**What to do:**
Tally up every line in the records beneath that has "this", and write down only the total.

**Available records:**
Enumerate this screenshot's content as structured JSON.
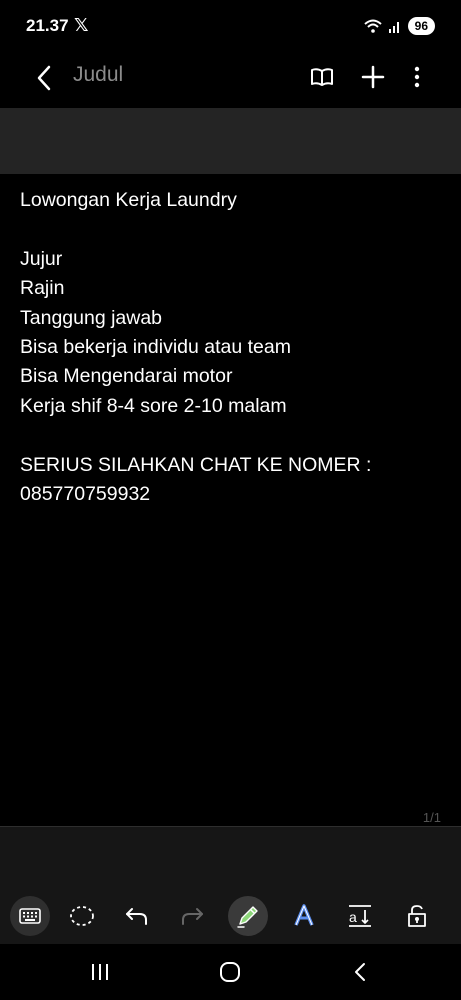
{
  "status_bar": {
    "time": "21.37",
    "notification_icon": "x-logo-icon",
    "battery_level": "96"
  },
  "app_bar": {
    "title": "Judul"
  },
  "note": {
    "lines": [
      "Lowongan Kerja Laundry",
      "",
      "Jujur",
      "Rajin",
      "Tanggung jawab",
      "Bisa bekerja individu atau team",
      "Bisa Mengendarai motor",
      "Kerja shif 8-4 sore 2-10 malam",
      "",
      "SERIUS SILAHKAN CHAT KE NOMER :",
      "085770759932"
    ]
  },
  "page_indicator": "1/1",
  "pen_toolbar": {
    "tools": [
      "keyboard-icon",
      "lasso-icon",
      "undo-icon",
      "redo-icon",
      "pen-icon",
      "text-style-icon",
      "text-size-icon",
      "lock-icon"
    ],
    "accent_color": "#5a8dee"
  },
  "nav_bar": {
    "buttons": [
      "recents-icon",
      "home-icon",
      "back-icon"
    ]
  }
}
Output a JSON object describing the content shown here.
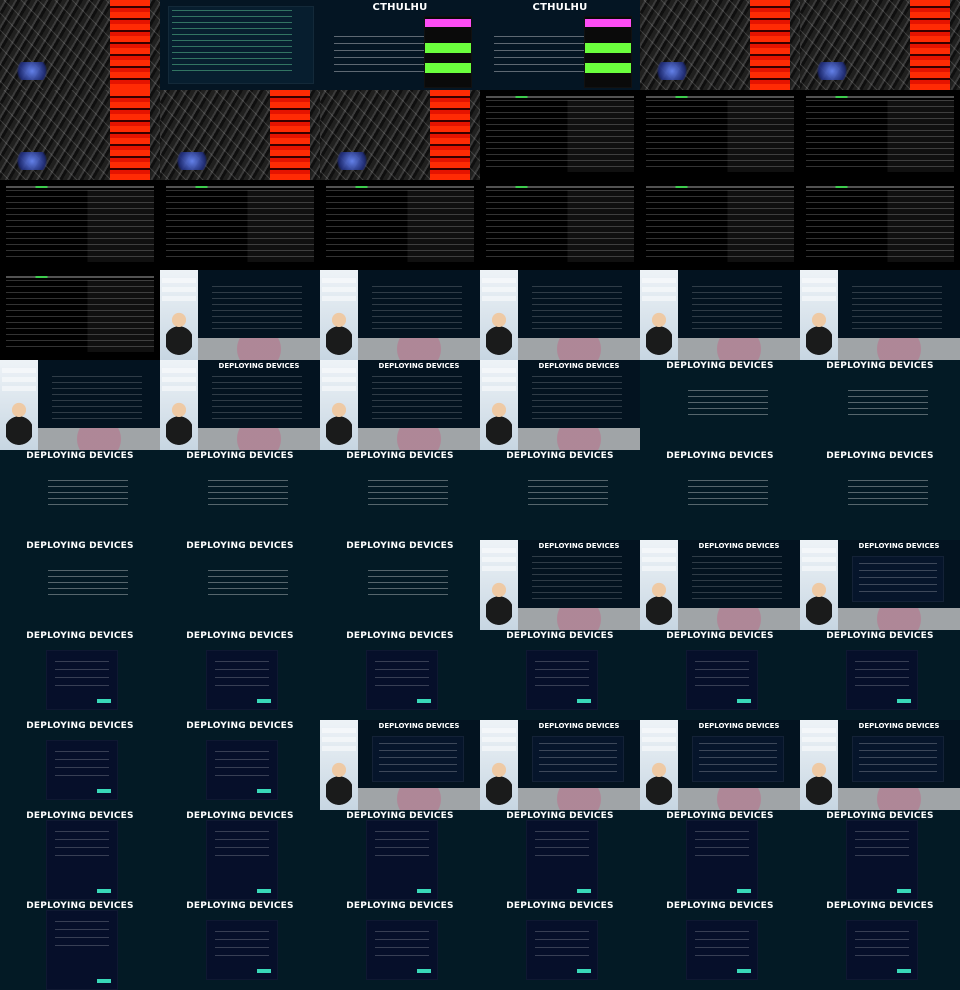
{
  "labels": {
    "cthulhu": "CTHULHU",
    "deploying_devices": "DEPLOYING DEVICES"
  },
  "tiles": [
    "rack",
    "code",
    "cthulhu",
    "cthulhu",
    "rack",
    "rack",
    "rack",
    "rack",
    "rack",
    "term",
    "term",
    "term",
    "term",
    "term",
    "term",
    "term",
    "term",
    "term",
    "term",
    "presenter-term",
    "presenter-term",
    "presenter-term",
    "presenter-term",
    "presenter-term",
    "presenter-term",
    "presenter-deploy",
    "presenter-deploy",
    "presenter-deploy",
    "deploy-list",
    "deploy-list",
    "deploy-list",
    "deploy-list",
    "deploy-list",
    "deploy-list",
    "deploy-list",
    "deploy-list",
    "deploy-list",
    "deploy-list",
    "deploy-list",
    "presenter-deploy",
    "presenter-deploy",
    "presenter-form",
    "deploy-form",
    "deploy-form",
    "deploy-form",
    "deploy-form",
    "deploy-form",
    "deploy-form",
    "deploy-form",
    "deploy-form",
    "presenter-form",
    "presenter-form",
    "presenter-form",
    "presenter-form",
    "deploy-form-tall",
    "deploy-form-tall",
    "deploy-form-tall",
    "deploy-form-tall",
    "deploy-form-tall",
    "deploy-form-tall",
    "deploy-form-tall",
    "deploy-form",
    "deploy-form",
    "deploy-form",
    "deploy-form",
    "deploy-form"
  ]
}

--

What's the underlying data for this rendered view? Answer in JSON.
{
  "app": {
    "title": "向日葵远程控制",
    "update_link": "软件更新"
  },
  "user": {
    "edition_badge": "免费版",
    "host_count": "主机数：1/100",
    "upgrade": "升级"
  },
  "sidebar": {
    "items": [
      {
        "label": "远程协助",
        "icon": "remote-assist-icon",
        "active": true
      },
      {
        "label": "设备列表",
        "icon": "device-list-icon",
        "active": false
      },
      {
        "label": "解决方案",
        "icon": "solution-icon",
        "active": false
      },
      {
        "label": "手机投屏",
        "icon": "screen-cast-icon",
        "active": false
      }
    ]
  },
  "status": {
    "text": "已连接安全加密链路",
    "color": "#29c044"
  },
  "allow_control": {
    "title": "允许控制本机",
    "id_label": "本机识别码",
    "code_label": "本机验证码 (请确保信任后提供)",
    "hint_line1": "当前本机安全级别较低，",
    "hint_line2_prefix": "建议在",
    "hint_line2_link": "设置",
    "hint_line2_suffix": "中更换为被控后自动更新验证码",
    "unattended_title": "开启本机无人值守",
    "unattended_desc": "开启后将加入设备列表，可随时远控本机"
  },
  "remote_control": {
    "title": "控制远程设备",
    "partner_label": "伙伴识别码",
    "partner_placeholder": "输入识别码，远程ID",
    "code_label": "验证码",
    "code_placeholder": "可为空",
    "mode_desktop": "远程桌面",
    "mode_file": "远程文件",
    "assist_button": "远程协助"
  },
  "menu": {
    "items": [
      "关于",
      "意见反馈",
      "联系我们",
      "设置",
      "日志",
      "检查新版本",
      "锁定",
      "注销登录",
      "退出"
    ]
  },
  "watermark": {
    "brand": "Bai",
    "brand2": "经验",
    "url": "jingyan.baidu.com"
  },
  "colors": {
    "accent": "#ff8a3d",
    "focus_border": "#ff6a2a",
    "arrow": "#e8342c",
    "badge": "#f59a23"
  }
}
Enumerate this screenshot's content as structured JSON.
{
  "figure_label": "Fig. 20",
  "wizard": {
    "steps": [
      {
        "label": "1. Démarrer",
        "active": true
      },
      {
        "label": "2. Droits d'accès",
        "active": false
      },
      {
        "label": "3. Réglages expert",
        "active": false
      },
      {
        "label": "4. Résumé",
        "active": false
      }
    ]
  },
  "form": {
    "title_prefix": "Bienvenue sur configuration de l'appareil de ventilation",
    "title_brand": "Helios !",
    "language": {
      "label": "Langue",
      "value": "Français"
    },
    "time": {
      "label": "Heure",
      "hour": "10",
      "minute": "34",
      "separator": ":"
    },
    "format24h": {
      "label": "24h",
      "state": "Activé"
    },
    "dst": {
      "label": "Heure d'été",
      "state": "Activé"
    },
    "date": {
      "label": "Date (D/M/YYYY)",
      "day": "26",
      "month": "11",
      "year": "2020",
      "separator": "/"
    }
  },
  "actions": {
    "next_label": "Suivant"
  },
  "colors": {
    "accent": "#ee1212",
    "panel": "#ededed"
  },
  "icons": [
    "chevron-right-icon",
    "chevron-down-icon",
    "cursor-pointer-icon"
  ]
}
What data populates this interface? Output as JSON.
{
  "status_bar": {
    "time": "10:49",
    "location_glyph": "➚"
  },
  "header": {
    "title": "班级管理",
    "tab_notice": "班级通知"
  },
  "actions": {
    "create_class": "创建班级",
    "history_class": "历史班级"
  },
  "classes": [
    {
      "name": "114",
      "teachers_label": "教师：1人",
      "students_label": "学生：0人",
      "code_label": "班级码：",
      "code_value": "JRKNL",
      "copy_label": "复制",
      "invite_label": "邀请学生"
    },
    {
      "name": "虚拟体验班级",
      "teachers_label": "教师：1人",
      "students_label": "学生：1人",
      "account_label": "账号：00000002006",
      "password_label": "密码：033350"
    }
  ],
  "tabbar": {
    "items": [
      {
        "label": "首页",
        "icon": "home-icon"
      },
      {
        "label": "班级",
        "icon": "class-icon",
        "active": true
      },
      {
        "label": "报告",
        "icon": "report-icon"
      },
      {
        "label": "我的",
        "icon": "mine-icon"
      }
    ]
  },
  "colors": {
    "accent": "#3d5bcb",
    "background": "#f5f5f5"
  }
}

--

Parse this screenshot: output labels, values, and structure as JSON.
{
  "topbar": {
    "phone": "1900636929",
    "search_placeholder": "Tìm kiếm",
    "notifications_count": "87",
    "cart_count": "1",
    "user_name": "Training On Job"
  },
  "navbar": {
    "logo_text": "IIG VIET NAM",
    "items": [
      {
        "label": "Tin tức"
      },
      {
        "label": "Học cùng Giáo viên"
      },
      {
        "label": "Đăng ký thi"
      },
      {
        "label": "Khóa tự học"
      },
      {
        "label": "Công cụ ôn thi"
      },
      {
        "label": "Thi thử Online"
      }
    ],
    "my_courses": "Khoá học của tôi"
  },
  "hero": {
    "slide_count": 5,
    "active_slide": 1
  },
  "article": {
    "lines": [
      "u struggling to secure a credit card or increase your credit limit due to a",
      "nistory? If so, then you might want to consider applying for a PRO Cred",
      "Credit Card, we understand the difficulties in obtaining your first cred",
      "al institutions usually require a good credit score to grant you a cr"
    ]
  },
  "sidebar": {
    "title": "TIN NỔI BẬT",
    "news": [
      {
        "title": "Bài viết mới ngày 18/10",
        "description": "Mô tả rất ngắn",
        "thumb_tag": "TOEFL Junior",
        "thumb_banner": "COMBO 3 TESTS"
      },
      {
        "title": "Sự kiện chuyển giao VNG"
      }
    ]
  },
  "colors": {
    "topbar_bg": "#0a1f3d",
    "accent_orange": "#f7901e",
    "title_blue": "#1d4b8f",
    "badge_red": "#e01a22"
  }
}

**The answer:**
5